== Assignment ==
Extract every line of the material that holds the string "Install".

-------- Task data --------

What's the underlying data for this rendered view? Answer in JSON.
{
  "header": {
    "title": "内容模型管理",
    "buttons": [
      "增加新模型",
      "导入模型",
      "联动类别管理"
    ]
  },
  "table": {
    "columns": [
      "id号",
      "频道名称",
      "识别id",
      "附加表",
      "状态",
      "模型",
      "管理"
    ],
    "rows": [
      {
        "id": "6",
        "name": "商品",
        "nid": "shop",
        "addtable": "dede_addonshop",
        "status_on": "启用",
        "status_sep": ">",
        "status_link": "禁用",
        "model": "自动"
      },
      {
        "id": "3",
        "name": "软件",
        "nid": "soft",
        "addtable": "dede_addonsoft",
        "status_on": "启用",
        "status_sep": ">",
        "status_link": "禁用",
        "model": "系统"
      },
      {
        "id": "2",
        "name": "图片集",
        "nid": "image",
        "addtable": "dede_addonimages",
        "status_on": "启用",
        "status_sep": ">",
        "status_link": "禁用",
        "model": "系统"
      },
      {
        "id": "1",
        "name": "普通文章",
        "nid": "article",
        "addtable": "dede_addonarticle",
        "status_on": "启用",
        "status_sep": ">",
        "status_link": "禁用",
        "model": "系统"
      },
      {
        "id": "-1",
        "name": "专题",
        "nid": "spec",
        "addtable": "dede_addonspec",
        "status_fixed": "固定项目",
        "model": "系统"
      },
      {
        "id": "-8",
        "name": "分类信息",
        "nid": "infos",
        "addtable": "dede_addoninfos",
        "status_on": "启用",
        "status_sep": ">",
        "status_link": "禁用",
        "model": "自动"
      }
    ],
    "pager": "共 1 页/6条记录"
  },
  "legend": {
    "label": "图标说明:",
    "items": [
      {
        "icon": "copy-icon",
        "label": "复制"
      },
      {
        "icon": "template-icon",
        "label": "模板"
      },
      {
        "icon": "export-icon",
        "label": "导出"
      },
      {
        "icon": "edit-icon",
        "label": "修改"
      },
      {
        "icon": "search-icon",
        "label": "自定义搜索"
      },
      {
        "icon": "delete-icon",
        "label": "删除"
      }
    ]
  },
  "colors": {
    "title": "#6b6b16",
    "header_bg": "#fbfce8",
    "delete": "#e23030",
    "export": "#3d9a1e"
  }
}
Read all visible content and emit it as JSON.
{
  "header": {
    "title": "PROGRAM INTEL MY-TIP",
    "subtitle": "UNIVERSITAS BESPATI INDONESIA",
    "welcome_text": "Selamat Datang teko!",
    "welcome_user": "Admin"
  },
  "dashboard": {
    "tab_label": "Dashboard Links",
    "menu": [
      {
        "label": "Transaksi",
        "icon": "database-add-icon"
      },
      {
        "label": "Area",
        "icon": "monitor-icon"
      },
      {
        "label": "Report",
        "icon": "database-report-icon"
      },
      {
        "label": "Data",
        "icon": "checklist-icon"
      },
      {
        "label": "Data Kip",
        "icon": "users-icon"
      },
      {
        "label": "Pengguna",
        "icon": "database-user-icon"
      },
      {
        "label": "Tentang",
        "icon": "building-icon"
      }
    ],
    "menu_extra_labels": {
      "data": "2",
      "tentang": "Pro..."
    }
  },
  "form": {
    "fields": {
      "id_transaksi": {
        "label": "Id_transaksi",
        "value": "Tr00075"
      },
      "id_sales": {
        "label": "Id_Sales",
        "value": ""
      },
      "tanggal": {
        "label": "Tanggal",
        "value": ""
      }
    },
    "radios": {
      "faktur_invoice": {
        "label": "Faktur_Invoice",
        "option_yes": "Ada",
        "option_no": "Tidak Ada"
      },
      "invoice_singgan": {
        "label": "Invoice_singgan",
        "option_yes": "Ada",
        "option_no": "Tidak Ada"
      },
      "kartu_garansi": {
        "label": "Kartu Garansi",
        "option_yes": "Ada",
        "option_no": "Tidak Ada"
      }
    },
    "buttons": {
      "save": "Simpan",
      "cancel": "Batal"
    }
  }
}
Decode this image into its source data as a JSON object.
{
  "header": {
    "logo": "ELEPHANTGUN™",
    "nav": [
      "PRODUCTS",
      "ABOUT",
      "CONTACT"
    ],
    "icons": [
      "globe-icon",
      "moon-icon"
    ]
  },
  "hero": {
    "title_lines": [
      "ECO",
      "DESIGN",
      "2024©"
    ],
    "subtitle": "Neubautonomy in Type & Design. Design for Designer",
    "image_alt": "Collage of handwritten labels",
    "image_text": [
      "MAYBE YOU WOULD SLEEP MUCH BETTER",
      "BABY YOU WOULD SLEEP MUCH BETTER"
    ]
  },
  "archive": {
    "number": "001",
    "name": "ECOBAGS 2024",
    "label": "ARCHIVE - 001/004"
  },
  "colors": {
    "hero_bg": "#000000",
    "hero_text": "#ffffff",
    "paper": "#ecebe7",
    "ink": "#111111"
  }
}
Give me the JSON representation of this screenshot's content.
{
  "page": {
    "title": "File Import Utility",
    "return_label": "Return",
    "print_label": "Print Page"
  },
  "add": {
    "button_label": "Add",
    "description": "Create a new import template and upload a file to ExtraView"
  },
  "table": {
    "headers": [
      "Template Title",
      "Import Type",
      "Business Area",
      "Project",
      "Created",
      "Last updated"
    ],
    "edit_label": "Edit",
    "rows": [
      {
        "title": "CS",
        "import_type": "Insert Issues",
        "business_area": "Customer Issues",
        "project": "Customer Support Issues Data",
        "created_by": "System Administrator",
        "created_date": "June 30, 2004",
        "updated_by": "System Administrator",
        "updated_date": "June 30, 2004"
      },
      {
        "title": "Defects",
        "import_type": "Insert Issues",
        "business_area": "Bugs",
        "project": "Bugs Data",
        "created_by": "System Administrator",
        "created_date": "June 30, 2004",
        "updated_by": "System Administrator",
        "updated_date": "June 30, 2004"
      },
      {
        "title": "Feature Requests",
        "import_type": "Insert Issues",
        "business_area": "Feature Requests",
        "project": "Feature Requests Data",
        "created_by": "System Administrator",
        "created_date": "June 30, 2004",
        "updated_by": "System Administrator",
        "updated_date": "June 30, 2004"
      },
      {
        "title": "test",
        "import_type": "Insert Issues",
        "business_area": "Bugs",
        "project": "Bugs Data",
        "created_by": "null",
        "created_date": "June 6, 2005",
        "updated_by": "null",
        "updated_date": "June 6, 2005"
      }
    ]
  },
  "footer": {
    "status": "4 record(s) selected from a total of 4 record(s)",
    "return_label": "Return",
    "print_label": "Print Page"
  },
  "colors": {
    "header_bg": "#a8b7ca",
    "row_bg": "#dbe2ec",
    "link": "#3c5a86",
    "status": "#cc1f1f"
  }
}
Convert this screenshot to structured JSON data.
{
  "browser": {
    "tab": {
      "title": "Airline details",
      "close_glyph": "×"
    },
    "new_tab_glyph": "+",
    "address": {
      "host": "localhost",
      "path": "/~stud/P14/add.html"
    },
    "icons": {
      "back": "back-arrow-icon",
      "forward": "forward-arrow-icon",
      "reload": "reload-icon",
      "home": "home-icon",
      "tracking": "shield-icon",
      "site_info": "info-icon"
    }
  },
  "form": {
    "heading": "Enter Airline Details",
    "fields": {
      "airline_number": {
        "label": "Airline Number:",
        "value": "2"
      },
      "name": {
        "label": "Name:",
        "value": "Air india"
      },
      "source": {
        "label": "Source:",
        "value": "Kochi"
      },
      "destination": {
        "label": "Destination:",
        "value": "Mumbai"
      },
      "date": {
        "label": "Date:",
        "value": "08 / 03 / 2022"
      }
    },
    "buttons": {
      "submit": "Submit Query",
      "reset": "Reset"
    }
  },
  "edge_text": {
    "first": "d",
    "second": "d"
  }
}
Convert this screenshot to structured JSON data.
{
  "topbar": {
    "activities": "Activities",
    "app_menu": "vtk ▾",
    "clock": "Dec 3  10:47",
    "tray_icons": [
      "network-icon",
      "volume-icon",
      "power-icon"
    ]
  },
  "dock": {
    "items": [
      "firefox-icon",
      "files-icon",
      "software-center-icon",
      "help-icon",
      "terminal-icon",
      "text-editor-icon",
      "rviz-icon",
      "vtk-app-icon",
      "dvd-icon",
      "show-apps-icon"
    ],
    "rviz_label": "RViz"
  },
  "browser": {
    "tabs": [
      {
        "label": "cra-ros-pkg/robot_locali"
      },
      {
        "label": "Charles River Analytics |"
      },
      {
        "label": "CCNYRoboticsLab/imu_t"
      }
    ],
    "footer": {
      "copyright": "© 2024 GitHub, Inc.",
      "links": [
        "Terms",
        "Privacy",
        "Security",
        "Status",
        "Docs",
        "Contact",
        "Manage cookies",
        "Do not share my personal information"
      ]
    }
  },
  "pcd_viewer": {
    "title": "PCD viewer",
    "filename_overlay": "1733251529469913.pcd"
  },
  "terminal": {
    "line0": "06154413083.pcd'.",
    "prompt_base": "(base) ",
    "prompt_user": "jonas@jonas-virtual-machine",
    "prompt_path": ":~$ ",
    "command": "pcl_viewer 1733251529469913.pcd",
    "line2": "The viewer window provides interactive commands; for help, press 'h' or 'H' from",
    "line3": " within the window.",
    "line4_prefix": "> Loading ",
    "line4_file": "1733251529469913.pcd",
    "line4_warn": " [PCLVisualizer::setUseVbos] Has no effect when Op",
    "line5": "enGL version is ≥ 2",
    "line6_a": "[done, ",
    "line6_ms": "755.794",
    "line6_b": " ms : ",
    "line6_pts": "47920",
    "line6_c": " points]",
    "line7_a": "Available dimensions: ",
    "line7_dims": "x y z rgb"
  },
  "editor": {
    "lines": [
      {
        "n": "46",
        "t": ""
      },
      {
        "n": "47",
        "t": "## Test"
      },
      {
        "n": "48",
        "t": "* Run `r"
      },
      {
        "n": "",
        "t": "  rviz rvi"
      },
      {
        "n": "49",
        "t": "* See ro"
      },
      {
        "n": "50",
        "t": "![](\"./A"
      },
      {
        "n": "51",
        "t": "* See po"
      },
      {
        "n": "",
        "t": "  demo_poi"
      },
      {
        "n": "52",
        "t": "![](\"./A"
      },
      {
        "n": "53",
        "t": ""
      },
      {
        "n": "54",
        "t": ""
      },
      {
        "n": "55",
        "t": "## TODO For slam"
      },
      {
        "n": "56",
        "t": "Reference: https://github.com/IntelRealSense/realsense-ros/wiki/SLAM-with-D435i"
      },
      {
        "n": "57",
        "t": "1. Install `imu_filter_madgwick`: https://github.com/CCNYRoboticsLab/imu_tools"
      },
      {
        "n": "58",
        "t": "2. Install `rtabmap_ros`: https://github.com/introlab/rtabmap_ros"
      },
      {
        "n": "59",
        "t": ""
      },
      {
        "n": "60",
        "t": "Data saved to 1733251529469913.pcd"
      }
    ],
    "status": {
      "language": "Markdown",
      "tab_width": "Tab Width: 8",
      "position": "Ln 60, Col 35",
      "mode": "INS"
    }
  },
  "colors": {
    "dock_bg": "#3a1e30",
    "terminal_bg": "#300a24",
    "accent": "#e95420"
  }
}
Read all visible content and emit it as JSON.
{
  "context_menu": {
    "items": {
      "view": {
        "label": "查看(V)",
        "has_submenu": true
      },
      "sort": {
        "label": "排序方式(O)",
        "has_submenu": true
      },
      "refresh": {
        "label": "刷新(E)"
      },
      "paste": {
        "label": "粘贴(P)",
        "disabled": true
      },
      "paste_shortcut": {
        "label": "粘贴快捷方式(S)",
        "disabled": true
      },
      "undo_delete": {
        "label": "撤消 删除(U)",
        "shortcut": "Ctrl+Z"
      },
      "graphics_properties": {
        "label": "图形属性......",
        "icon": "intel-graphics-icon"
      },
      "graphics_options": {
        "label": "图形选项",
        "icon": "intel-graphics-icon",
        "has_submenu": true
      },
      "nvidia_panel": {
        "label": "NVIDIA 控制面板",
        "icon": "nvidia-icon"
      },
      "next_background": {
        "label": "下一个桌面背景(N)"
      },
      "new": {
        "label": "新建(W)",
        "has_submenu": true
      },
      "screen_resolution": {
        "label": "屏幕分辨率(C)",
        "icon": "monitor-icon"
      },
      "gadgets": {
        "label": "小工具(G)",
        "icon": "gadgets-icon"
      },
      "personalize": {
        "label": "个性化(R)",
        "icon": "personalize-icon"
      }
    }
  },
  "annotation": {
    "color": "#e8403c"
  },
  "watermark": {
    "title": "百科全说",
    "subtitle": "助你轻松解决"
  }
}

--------

== Answer for this exercise ==
        "t": "1. Install `imu_filter_madgwick`: https://github.com/CCNYRoboticsLab/imu_tools"
        "t": "2. Install `rtabmap_ros`: https://github.com/introlab/rtabmap_ros"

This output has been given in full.